▶ DIRECTIONS: For each line below that contains the word "screenshot", make a copy.

▶ DATASET:
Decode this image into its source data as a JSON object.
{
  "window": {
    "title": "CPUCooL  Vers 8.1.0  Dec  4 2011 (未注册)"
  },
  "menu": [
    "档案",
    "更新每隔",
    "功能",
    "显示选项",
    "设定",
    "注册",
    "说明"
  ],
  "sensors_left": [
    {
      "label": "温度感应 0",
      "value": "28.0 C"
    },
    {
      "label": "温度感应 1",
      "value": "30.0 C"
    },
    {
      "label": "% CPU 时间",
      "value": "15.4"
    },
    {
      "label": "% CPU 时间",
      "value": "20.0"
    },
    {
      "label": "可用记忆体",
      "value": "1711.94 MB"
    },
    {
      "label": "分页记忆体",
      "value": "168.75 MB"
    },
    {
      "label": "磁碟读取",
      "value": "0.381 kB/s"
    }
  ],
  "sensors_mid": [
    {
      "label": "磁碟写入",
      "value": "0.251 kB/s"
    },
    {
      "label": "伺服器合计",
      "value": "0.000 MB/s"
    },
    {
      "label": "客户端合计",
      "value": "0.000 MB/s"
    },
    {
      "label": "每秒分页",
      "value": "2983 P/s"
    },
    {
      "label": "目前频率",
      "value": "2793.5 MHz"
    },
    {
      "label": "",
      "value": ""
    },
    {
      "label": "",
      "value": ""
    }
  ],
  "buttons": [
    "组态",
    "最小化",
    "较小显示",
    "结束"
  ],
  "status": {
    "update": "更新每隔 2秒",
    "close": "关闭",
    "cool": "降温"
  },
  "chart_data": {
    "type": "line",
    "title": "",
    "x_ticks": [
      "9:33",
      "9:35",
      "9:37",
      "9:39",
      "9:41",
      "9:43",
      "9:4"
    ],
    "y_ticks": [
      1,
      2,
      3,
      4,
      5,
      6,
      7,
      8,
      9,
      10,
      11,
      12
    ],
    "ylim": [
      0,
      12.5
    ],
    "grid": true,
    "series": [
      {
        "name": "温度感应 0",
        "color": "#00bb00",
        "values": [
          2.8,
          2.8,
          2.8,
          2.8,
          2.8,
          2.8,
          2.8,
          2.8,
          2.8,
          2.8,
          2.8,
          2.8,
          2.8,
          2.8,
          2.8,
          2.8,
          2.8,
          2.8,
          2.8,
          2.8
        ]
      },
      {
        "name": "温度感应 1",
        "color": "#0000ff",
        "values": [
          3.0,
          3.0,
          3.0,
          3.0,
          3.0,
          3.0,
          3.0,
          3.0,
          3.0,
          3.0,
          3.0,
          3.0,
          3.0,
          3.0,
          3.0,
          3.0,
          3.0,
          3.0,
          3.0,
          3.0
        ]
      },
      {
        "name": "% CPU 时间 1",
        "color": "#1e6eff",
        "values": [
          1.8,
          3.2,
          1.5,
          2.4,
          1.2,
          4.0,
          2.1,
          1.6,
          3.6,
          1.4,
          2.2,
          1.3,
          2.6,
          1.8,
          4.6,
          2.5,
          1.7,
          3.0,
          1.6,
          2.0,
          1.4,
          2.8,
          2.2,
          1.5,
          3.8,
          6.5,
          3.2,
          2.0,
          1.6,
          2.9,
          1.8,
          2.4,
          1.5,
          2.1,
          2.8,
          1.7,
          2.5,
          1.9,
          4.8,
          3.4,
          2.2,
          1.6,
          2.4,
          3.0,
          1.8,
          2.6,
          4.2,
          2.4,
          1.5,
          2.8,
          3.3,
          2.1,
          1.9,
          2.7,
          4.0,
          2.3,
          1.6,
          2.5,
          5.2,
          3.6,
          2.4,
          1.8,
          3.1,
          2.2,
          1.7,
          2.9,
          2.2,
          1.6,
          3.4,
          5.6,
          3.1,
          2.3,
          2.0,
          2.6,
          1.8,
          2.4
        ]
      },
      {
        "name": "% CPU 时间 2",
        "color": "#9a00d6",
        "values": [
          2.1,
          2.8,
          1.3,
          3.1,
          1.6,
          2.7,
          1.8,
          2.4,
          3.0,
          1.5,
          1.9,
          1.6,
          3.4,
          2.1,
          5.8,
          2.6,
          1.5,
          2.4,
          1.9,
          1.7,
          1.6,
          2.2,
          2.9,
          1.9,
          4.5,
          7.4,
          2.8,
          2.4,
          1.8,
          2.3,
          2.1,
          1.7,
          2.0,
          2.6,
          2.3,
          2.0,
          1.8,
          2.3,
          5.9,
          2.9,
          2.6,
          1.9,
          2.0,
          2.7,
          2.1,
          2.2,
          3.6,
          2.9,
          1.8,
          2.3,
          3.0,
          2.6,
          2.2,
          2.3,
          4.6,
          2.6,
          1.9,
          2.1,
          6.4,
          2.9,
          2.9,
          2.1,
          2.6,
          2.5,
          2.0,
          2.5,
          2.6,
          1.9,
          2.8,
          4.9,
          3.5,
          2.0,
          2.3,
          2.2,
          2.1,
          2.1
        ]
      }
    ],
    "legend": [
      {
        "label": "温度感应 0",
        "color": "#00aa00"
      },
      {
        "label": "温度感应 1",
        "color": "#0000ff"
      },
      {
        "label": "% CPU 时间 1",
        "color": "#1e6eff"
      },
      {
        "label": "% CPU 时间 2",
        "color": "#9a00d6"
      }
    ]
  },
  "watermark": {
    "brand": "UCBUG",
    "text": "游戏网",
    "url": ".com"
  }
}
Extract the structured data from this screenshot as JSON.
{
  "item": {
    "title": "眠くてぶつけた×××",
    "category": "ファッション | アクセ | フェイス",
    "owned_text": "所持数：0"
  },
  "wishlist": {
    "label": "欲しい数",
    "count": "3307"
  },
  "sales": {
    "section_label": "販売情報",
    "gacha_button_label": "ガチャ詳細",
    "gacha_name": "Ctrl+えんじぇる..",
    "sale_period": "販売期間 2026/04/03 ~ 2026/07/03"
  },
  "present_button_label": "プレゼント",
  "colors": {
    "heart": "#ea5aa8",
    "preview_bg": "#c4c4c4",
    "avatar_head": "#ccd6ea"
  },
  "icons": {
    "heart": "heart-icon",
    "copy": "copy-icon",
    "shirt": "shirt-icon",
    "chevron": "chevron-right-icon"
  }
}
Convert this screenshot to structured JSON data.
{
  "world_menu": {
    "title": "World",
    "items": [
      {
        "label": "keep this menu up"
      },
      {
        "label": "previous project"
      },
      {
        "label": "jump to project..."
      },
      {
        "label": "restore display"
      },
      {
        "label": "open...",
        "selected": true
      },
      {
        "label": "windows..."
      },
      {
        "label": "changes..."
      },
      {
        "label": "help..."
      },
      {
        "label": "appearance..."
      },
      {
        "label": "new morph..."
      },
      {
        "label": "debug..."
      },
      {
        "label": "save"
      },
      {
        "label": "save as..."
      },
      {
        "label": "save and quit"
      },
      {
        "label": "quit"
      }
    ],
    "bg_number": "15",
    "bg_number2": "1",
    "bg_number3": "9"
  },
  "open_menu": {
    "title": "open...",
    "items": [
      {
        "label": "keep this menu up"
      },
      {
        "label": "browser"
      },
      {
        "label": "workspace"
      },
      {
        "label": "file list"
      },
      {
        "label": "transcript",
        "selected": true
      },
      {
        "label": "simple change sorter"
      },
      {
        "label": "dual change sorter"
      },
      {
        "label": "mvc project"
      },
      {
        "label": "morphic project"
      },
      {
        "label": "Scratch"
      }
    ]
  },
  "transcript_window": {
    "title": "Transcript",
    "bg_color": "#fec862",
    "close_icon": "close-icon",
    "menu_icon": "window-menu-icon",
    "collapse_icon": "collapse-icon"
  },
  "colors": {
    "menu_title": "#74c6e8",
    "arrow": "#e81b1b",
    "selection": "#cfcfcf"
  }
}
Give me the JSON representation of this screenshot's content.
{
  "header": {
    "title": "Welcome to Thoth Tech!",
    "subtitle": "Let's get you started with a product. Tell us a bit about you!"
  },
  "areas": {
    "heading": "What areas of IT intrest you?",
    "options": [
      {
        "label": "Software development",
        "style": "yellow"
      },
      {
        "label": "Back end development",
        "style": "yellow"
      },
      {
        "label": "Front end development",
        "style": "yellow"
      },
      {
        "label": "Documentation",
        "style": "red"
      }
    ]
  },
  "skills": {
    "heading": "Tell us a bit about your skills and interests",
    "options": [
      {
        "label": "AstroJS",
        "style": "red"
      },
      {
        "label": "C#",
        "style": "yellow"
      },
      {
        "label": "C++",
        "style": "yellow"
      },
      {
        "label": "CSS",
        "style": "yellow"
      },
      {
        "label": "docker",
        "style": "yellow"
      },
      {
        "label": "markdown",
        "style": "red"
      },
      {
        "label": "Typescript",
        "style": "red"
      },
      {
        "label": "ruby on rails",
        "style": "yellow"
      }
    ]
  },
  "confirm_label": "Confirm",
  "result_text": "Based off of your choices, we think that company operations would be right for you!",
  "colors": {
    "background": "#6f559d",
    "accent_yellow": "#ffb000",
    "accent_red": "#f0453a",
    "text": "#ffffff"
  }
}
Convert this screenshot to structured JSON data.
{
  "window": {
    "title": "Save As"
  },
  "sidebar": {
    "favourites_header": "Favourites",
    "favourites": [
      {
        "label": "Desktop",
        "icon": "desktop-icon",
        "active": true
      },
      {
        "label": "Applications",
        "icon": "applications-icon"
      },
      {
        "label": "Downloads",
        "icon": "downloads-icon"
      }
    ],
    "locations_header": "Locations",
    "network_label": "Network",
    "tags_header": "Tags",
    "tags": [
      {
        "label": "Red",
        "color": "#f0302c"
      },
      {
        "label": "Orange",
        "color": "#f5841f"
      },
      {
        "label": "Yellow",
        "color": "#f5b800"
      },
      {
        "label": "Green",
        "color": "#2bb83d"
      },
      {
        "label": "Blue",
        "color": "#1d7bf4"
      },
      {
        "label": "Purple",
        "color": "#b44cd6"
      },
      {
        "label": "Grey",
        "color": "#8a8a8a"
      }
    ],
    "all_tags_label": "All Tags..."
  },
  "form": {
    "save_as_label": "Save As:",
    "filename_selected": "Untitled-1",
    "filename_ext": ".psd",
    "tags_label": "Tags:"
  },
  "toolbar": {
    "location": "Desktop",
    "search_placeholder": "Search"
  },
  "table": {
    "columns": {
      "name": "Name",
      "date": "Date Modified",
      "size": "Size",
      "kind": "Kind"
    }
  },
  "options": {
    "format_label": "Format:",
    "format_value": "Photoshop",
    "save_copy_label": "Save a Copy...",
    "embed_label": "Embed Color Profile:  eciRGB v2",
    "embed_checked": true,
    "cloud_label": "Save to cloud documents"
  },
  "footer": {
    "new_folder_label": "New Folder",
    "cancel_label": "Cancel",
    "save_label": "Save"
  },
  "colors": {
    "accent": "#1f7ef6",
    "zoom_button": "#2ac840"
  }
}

▶ ANSWER:
Extract the structured data from this screenshot as JSON.
Convert this screenshot to structured JSON data.
Give me the JSON representation of this screenshot's content.
Convert this screenshot to structured JSON data.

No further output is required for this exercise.